[Records from a dataset]
--- --- ---

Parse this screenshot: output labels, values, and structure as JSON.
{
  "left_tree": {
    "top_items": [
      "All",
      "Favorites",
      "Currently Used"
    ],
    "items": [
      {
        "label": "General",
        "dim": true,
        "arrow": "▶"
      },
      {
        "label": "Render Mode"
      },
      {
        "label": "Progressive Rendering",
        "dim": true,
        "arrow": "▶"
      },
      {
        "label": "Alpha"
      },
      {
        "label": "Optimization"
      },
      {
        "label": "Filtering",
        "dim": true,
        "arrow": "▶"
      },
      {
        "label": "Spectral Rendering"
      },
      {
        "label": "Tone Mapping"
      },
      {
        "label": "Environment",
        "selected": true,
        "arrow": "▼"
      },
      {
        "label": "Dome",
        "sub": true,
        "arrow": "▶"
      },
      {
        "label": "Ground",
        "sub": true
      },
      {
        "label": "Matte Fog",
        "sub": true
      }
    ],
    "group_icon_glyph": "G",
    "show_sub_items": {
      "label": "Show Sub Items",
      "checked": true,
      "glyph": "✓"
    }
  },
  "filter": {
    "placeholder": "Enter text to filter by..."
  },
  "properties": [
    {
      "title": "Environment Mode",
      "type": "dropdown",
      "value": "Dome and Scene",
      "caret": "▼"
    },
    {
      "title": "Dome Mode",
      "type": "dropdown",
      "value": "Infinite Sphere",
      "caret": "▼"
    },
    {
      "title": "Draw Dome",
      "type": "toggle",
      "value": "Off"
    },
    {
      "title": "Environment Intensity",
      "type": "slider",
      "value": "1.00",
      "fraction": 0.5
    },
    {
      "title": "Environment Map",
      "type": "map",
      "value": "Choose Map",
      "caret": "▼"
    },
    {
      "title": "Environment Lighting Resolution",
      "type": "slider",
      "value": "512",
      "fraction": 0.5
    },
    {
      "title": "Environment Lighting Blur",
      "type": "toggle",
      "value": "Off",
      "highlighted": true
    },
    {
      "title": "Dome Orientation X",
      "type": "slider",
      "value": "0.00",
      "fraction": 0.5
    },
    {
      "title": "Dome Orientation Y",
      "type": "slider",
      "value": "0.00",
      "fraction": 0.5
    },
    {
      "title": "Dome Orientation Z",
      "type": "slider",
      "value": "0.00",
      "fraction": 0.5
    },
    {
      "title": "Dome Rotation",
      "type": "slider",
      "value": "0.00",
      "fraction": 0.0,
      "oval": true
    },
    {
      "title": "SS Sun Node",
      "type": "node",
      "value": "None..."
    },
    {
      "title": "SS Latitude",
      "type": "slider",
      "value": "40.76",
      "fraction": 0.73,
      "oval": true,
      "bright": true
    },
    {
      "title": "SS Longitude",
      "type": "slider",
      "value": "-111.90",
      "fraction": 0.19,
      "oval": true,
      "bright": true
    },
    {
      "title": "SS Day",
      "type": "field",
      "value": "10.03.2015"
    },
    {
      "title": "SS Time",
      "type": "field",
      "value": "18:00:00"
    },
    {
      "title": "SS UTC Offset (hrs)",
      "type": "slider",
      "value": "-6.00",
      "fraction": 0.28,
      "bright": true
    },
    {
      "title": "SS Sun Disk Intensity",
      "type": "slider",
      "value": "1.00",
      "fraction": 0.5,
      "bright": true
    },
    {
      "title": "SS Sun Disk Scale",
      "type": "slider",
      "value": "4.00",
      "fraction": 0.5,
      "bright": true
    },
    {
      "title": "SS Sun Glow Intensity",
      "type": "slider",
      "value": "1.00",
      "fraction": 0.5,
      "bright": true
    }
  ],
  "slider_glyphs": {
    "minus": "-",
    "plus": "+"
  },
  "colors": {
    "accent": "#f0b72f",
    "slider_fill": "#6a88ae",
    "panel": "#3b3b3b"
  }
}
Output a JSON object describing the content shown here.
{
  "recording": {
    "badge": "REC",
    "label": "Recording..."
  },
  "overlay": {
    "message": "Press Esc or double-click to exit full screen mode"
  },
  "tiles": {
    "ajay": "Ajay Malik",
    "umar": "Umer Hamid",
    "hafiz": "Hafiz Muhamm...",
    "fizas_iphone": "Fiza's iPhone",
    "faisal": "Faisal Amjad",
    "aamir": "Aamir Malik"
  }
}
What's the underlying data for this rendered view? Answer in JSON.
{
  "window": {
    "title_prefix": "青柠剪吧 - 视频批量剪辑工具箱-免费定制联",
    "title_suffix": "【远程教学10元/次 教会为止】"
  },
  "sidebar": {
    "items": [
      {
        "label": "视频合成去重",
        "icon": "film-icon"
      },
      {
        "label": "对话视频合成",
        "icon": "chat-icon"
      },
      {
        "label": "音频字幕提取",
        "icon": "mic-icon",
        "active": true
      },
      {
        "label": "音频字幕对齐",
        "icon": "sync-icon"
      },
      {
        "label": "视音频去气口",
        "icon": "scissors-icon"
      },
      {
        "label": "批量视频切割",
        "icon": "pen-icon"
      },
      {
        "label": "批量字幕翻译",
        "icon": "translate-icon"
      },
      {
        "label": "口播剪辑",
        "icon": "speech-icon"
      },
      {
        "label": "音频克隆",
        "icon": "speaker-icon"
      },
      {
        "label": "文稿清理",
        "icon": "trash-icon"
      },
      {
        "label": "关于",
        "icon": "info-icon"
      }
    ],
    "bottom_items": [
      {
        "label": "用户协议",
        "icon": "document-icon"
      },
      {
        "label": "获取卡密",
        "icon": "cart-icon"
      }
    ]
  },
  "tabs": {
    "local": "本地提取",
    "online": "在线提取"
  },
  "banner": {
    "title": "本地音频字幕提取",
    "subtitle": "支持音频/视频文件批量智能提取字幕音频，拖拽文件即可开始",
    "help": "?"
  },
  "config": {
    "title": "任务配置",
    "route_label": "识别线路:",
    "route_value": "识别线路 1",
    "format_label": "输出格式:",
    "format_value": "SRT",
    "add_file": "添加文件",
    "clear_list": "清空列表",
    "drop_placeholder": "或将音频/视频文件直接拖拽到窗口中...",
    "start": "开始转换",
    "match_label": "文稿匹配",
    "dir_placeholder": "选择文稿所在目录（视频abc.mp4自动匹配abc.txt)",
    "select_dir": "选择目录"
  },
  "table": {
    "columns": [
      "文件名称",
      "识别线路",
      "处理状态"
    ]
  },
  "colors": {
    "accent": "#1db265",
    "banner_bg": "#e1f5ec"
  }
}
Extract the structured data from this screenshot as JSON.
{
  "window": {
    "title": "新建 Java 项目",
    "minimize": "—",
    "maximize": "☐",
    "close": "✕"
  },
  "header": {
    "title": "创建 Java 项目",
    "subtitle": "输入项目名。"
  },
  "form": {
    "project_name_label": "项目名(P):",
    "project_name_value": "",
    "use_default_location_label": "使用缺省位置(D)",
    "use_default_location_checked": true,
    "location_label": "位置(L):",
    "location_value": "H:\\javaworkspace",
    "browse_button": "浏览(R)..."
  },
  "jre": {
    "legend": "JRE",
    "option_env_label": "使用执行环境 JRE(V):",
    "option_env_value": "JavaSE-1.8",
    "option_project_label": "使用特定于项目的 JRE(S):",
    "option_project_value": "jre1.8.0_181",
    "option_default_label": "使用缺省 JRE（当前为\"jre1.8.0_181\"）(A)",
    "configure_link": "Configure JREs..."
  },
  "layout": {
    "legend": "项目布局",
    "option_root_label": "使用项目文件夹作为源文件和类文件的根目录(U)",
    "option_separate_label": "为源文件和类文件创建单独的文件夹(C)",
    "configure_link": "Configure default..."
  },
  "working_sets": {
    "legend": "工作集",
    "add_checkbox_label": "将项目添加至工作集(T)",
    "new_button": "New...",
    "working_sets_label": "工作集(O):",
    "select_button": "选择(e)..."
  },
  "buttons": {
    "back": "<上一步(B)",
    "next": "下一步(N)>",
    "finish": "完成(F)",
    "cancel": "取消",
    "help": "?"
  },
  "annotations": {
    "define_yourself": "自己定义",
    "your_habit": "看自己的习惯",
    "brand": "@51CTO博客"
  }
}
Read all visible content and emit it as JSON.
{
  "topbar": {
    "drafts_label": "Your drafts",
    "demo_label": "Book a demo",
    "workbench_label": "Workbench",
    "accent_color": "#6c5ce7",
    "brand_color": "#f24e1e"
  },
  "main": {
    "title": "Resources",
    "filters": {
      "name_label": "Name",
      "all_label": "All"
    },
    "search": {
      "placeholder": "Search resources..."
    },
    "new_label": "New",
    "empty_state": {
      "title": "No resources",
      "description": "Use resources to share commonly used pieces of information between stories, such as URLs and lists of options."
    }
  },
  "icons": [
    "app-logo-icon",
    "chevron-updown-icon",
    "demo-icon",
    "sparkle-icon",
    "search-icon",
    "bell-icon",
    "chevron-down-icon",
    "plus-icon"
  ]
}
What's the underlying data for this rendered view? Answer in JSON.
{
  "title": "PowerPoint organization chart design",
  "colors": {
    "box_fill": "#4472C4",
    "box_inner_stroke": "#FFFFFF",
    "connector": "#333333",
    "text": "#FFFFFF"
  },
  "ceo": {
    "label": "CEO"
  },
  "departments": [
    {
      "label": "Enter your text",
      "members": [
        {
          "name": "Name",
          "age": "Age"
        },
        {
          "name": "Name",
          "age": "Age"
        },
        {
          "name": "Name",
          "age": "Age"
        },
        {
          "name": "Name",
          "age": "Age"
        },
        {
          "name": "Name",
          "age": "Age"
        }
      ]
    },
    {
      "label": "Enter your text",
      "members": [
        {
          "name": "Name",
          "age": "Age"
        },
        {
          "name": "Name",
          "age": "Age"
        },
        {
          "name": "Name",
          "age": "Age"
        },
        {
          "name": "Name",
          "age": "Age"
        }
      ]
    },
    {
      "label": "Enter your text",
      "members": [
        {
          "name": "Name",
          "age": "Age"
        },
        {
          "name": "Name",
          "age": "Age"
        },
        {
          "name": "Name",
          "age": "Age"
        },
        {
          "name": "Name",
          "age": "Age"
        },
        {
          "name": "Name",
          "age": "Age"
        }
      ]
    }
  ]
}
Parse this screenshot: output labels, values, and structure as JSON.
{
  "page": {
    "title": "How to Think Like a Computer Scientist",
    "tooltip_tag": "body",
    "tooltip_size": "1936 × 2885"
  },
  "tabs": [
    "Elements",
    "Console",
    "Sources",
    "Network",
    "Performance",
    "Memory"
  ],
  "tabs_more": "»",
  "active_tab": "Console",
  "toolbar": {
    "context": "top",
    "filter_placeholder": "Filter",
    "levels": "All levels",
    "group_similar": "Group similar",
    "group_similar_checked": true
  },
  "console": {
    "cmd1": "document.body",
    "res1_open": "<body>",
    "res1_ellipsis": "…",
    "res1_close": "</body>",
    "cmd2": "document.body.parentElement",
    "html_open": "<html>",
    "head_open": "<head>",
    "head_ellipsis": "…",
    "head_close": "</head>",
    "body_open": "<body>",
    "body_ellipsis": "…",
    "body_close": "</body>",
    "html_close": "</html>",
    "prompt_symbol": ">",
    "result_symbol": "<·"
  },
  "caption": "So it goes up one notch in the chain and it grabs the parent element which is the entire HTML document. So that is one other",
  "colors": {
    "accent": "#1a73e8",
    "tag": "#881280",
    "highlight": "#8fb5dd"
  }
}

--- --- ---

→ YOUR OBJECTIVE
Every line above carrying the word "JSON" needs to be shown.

→ PROBLEM SOLUTION
Parse this screenshot: output labels, values, and structure as JSON.
Output a JSON object describing the content shown here.
What's the underlying data for this rendered view? Answer in JSON.
Extract the structured data from this screenshot as JSON.
Read all visible content and emit it as JSON.
What's the underlying data for this rendered view? Answer in JSON.
Parse this screenshot: output labels, values, and structure as JSON.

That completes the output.